“Now people are realizing that, if we can build new agile frameworks and bring products and services to market faster, it can be an enabler for growth. If you listen to the next generation of CEOs, they talk about digital transformation, and how it can drive top-line growth.”
Welcome to world of 2099
The world of 2099 will be unrecognisable from the world of today, but it can be predicted, says one visionary. ARTHUR GOLDSTUCK met him in Singapore.
Futuristic structures tower over the landscape. Giant, alien-looking trees light up with dazzling colours amid the hundreds of plant species that grow up their trunks. Cosmetic stores sell their wares via public touch-screens, with products delivered instantly in drawers below the screens.
This is not a vision of the future. It is a sample of Singapore today. But it is also an inkling of the world we may all experience in the future.
Singapore was the venue, last week, of the World Cities Summit, where engineers, politicians, investors and visionaries rubbed shoulders as they talked about the strategies and policies that would enhance urban living in the future.
As part of the Summit, global payment technologies leader Mastercard hosted a small media briefing by one of Singapore’s leading thinkers about the future, Dr Damian Tan, managing director of Vickers Venture Partners. The company’s slogan “We invest in the extraordinary,” offers a small clue to Tan’s perspective.
“We look as far forward as 2099 because, as a venture capital firm, we invest in the long term,” he tells a group of journalists from Africa and the Middle East. “Companies explode in growth because there is value in the future. If there is no growth, they won’t explode.”
The big question that the Smart Cities Summit and Mastercard are trying to help answer is, what will cities look like in the year 2099? Tan can’t give an exact answer, but he offers a framework that helps one approach the question.
“If you want to look at 81 years into the future, and understand the change that will come, you need to double that amount and look into the past. That takes us to 1856. The difference between then and now is the difference you can expect between now and 2099.”
- Arthur Goldstuck is founder of World Wide Worx and editor-in-chief of Gadget.co.za. Follow him on Twitter on @art2gee and on YouTube
Use the page links below to continue reading about Tan’s visions.
Win a Poster Heater with Gadget and Takealot.com
This winter Gadget and Takealot.com are giving away three Poster Heaters, which look like posters but become heaters when you plug them in.
Three Gadget readers will each win a unit, valued at R550 each. To enter, follow @GadgetZA and @Takealot on Twitter and tell us on the @GadgetZA account how many Watts the heater consumes.

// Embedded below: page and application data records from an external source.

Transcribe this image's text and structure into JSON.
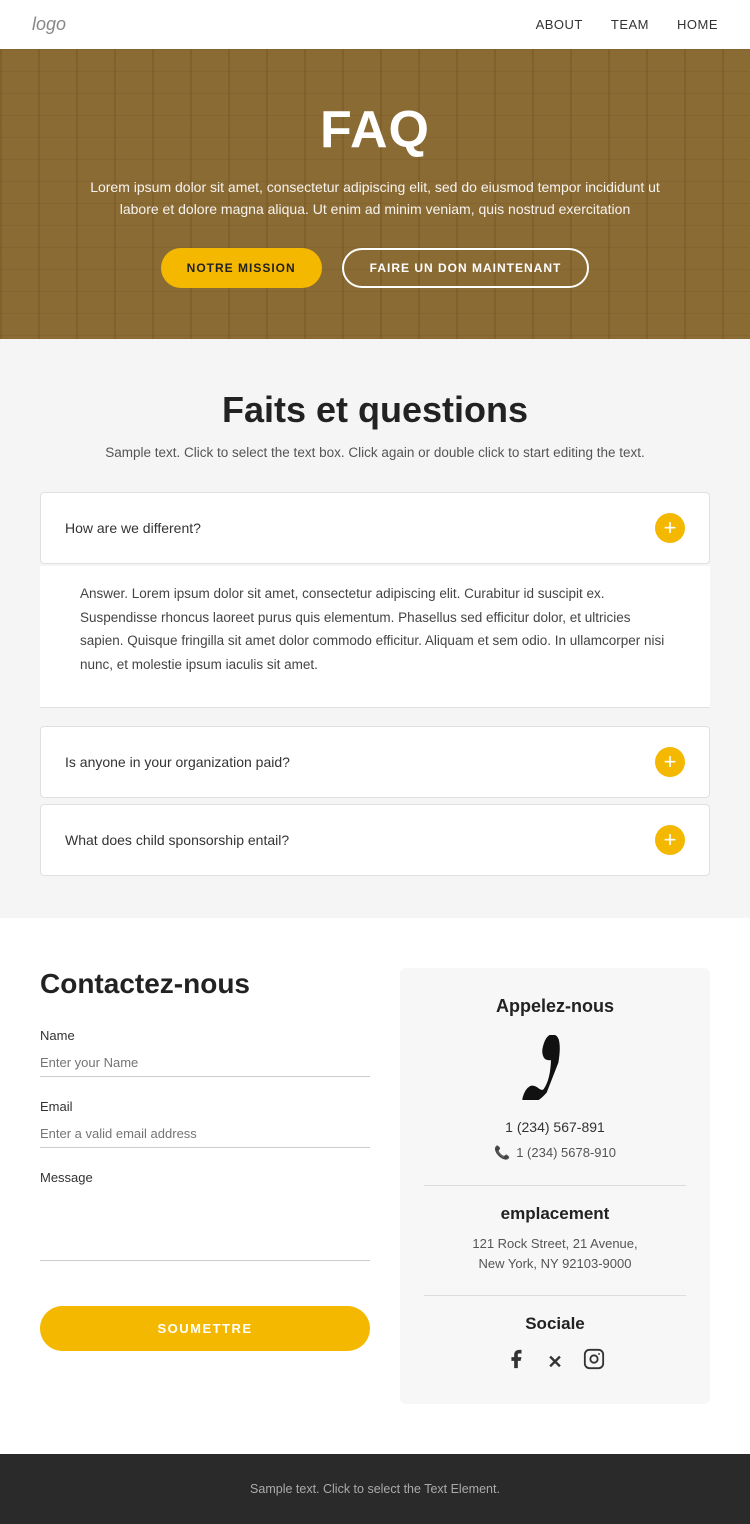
{
  "nav": {
    "logo": "logo",
    "links": [
      {
        "label": "ABOUT",
        "name": "about"
      },
      {
        "label": "TEAM",
        "name": "team"
      },
      {
        "label": "HOME",
        "name": "home"
      }
    ]
  },
  "hero": {
    "title": "FAQ",
    "subtitle": "Lorem ipsum dolor sit amet, consectetur adipiscing elit, sed do eiusmod tempor incididunt ut labore et dolore magna aliqua. Ut enim ad minim veniam, quis nostrud exercitation",
    "btn_primary": "NOTRE MISSION",
    "btn_outline": "FAIRE UN DON MAINTENANT"
  },
  "faq_section": {
    "title": "Faits et questions",
    "subtitle": "Sample text. Click to select the text box. Click again or double click to start editing the text.",
    "items": [
      {
        "question": "How are we different?",
        "answer": "Answer. Lorem ipsum dolor sit amet, consectetur adipiscing elit. Curabitur id suscipit ex. Suspendisse rhoncus laoreet purus quis elementum. Phasellus sed efficitur dolor, et ultricies sapien. Quisque fringilla sit amet dolor commodo efficitur. Aliquam et sem odio. In ullamcorper nisi nunc, et molestie ipsum iaculis sit amet.",
        "open": true
      },
      {
        "question": "Is anyone in your organization paid?",
        "answer": "",
        "open": false
      },
      {
        "question": "What does child sponsorship entail?",
        "answer": "",
        "open": false
      }
    ]
  },
  "contact": {
    "title": "Contactez-nous",
    "name_label": "Name",
    "name_placeholder": "Enter your Name",
    "email_label": "Email",
    "email_placeholder": "Enter a valid email address",
    "message_label": "Message",
    "submit_label": "SOUMETTRE",
    "info": {
      "call_title": "Appelez-nous",
      "phone_main": "1 (234) 567-891",
      "phone_secondary": "1 (234) 5678-910",
      "location_title": "emplacement",
      "address_line1": "121 Rock Street, 21 Avenue,",
      "address_line2": "New York, NY 92103-9000",
      "social_title": "Sociale"
    }
  },
  "footer": {
    "text": "Sample text. Click to select the Text Element."
  }
}
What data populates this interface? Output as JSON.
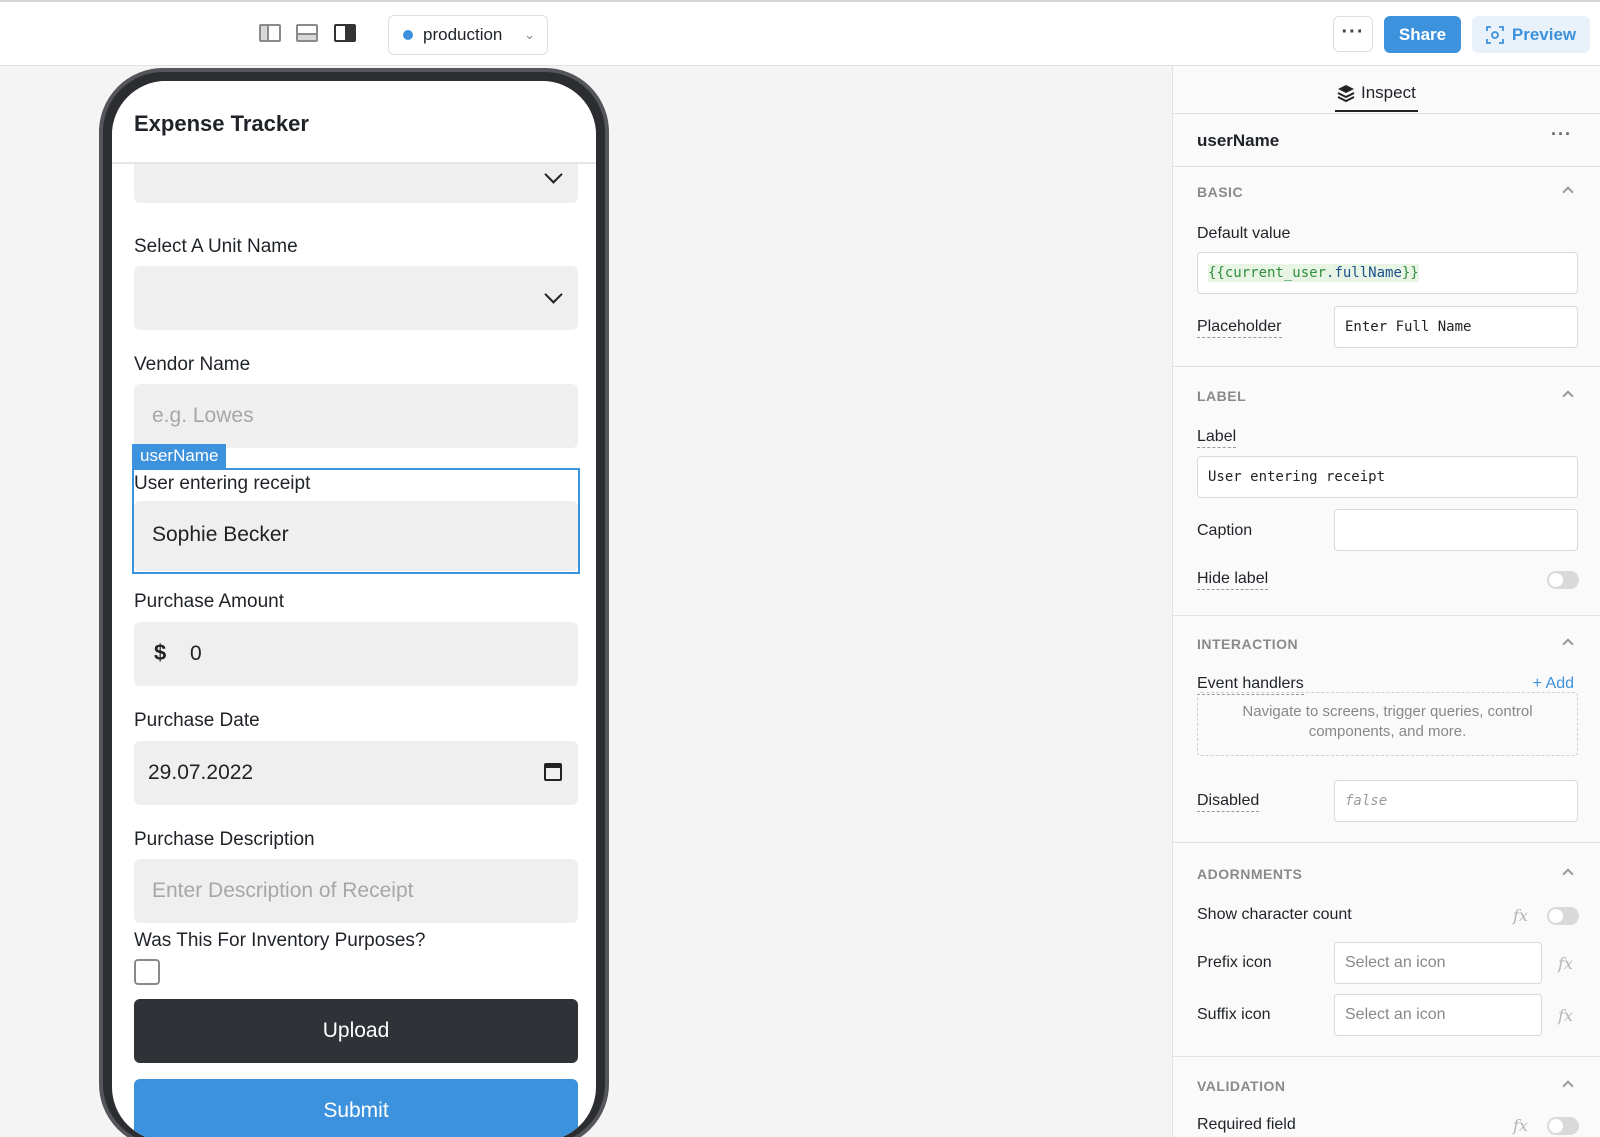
{
  "toolbar": {
    "environment": "production",
    "more_label": "···",
    "share_label": "Share",
    "preview_label": "Preview"
  },
  "app": {
    "title": "Expense Tracker",
    "unit_label": "Select A Unit Name",
    "vendor_label": "Vendor Name",
    "vendor_placeholder": "e.g. Lowes",
    "selected_tag": "userName",
    "user_label": "User entering receipt",
    "user_value": "Sophie Becker",
    "amount_label": "Purchase Amount",
    "amount_prefix": "$",
    "amount_value": "0",
    "date_label": "Purchase Date",
    "date_value": "29.07.2022",
    "description_label": "Purchase Description",
    "description_placeholder": "Enter Description of Receipt",
    "inventory_label": "Was This For Inventory Purposes?",
    "upload_label": "Upload",
    "submit_label": "Submit"
  },
  "inspector": {
    "tab_label": "Inspect",
    "component_name": "userName",
    "more_label": "···",
    "basic": {
      "title": "BASIC",
      "default_value_label": "Default value",
      "default_value_open": "{{",
      "default_value_var": "current_user",
      "default_value_prop": ".fullName",
      "default_value_close": "}}",
      "placeholder_label": "Placeholder",
      "placeholder_value": "Enter Full Name"
    },
    "label_section": {
      "title": "LABEL",
      "label_label": "Label",
      "label_value": "User entering receipt",
      "caption_label": "Caption",
      "caption_value": "",
      "hide_label": "Hide label"
    },
    "interaction": {
      "title": "INTERACTION",
      "event_handlers_label": "Event handlers",
      "add_label": "+ Add",
      "empty_text": "Navigate to screens, trigger queries, control components, and more.",
      "disabled_label": "Disabled",
      "disabled_value": "false"
    },
    "adornments": {
      "title": "ADORNMENTS",
      "char_count_label": "Show character count",
      "prefix_label": "Prefix icon",
      "prefix_placeholder": "Select an icon",
      "suffix_label": "Suffix icon",
      "suffix_placeholder": "Select an icon",
      "fx_label": "fx"
    },
    "validation": {
      "title": "VALIDATION",
      "required_label": "Required field"
    }
  }
}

What’s the big deal about these heaters? Many of us are struggling to keep the balance between soaring electricity costs and the need to keep warm this winter.

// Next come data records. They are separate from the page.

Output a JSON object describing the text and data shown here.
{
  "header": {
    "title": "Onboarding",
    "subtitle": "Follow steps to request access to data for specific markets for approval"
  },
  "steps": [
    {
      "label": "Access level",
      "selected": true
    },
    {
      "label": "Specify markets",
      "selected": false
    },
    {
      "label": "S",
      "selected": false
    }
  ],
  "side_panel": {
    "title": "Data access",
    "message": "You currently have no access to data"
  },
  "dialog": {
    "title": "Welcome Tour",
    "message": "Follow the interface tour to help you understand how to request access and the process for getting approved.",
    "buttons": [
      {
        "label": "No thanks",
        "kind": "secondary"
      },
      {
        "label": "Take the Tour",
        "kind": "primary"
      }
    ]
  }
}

However, the recently launched Poster Heater by EasyHeat and distributed in South Africa by Takealot.com is not only one of the most cost effective electric heaters currently on the market, it is also easy to setup and use.
As the name indicates, it is a poster similar to one you would hang on a wall. But, plug it in and it turns into a 300 Watt heater. The Poster Heater isn’t designed to heat hallways or large rooms, but rather smaller ones like a bedroom or a baby’s nursery or a dressing room.
It uses radiant heating, which means that it heats up in a couple of minutes and the heat is directed at the objects or people around it, quickly taking the chill out of the air and providing a comfortable ambient temperature.
The other advantage of radiant heating is that it doesn’t dry out the air like infrared or gas heaters. Users also don’t have to worry about their children or pets getting too close to it because, even though it gets hot, it can be touched.
To enter the competition follow the steps below:
Competition entry details:
3. The competition closes on 31 July 2018.
4. Winners will be notified via Twitter on 1 August and Takealot.com will be in touch to organise delivery.
5. The competition is only open to South African residents.